— Your task —
Only lines with the word "winehq" are wanted; copy each of them from the listing below.

--- START ---

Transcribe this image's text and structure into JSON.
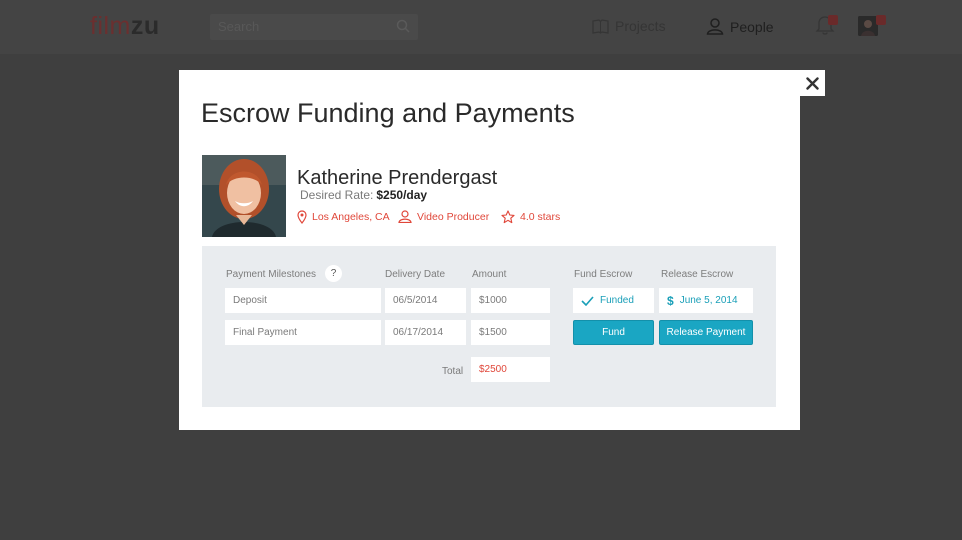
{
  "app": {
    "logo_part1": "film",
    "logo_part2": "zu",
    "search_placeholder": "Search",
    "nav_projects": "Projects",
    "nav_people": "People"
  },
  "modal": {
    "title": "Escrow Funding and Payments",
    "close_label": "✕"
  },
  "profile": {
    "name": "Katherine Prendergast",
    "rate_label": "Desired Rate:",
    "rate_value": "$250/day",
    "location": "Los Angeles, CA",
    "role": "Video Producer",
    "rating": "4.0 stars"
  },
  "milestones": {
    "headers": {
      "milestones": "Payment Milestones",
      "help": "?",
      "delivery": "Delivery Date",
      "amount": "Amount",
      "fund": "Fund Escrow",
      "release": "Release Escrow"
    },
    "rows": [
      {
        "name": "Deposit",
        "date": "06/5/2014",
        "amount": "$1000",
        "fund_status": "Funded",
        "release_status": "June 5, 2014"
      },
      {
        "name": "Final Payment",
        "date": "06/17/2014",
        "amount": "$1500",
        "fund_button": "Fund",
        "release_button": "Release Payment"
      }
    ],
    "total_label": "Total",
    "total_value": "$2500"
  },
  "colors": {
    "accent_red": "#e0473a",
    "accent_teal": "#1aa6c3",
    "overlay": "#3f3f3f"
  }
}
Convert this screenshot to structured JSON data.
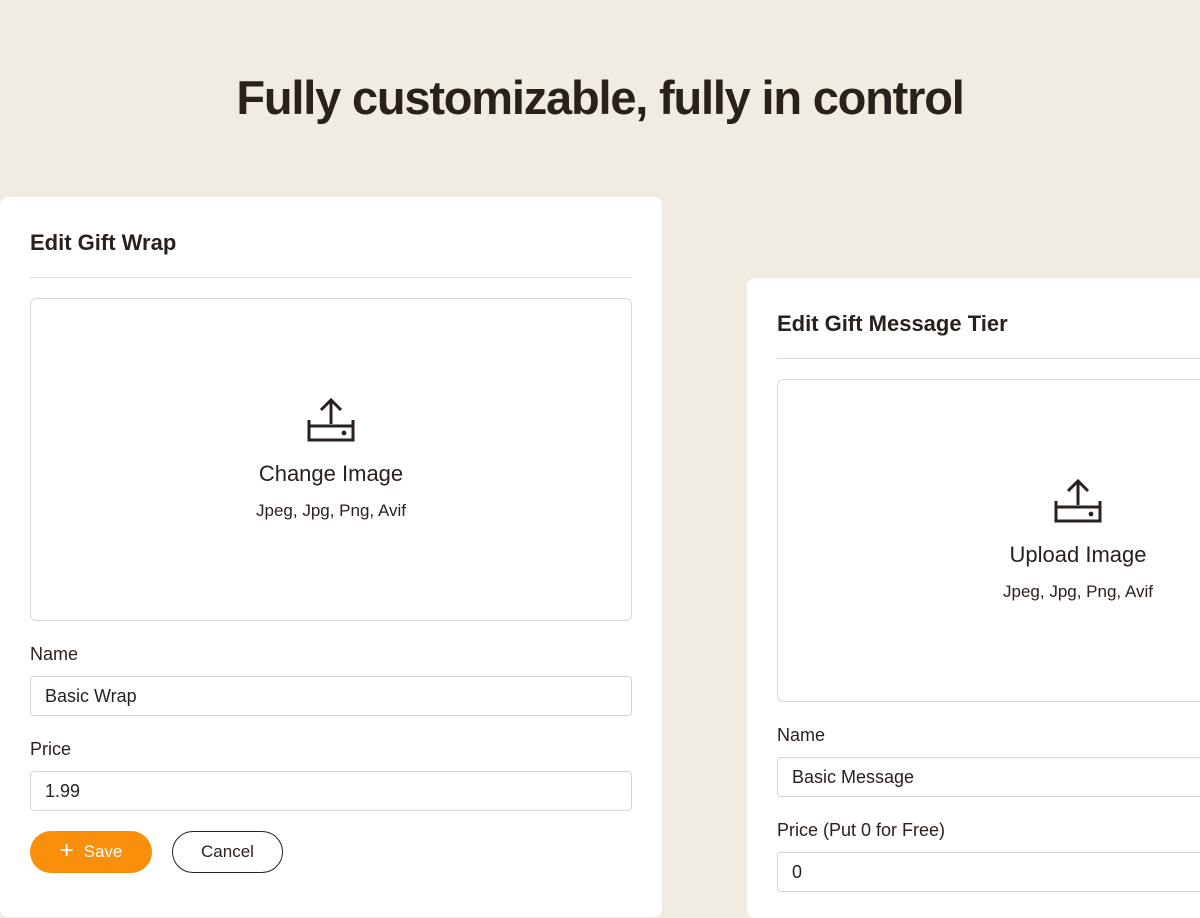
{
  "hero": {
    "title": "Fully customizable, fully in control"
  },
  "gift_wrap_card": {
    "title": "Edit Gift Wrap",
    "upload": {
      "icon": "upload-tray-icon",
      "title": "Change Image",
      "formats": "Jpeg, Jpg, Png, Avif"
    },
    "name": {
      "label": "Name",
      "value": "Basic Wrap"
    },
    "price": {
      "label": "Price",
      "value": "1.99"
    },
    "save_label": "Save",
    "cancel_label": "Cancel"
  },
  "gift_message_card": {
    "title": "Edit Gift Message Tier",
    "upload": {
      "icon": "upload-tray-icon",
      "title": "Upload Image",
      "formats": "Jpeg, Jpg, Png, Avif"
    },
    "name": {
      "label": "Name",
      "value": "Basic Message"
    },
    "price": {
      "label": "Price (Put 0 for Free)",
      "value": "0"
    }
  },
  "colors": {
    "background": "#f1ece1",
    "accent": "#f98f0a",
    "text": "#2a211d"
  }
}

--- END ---
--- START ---

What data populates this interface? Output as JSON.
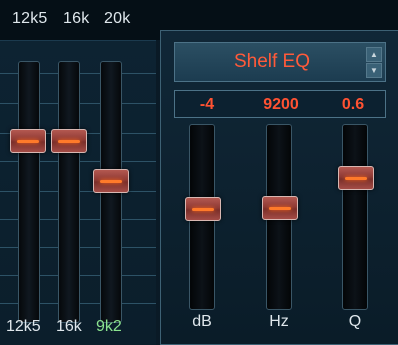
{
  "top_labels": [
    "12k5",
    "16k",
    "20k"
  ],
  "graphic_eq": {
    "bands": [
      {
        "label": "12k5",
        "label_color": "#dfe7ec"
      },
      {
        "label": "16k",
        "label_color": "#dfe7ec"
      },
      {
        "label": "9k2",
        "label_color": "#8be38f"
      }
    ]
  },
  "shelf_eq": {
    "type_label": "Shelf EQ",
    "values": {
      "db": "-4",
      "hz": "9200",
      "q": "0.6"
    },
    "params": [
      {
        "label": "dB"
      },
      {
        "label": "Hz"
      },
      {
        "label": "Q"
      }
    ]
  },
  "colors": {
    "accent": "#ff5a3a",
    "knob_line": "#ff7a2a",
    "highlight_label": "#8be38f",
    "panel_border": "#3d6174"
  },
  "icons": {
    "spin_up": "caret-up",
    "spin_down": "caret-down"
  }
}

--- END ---
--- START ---

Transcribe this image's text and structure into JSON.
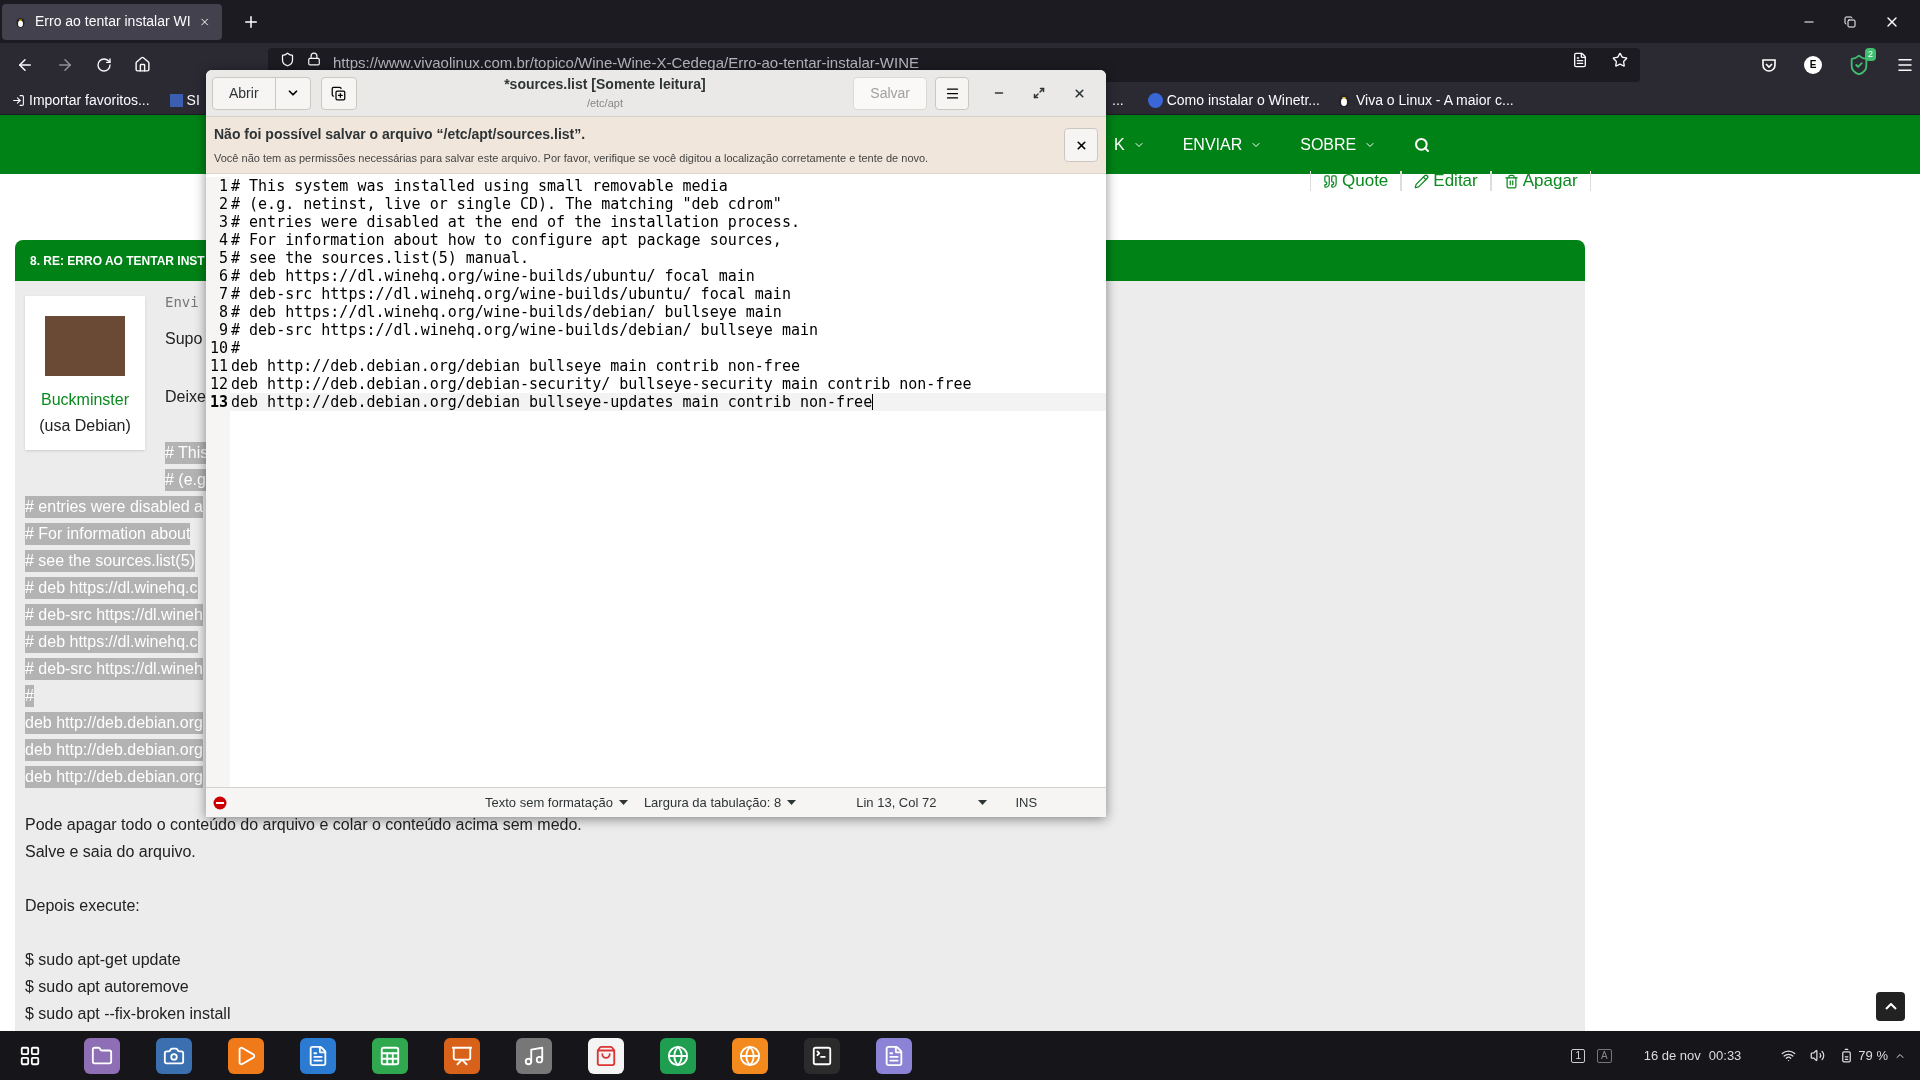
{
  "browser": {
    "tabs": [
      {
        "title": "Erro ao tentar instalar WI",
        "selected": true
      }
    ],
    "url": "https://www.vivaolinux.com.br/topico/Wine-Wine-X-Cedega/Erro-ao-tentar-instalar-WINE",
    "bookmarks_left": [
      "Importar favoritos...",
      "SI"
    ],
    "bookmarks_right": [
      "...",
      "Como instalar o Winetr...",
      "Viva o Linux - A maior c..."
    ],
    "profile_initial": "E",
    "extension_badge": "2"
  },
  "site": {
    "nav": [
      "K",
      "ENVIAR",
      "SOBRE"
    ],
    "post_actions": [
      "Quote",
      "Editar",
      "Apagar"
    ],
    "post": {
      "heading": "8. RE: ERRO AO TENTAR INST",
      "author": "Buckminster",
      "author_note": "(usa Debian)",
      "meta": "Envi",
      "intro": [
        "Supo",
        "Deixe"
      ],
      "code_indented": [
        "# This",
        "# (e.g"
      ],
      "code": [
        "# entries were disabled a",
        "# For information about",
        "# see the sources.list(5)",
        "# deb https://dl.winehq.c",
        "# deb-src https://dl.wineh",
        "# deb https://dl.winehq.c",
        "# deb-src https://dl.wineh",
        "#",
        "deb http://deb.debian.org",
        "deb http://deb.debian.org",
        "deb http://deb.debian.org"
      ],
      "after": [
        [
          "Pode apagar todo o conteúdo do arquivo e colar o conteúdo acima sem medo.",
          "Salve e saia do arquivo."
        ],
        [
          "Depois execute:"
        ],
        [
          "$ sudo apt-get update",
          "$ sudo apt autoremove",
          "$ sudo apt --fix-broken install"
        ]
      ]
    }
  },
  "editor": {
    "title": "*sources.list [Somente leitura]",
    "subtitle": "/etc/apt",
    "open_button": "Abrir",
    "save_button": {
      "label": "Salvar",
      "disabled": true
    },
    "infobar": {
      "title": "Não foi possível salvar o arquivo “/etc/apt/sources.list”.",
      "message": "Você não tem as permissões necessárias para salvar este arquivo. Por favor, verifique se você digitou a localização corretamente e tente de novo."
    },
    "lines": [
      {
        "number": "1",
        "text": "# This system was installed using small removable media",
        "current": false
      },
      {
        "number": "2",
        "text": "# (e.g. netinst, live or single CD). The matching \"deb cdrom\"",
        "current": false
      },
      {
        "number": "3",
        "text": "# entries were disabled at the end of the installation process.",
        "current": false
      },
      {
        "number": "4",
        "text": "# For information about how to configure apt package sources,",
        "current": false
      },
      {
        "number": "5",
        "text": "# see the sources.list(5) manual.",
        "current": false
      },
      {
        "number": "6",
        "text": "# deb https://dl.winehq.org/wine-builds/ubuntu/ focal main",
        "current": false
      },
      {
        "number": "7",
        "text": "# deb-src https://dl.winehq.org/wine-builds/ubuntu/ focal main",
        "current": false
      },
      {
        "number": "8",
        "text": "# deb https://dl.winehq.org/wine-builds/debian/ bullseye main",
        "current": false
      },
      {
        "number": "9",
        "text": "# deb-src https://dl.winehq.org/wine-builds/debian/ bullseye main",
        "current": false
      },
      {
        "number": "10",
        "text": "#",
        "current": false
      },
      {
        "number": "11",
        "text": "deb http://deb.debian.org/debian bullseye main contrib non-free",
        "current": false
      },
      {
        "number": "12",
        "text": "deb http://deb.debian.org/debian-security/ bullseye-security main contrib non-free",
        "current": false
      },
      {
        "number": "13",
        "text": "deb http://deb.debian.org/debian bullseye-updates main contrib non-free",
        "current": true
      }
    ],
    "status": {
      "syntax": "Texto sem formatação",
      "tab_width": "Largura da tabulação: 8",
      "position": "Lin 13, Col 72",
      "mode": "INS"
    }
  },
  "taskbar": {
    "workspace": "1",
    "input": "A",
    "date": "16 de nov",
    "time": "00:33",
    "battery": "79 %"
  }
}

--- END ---

— Result of this task —
        "# deb https://dl.winehq.c",
        "# deb https://dl.winehq.c",
        "text": "# deb https://dl.winehq.org/wine-builds/ubuntu/ focal main",
        "text": "# deb-src https://dl.winehq.org/wine-builds/ubuntu/ focal main",
        "text": "# deb https://dl.winehq.org/wine-builds/debian/ bullseye main",
        "text": "# deb-src https://dl.winehq.org/wine-builds/debian/ bullseye main",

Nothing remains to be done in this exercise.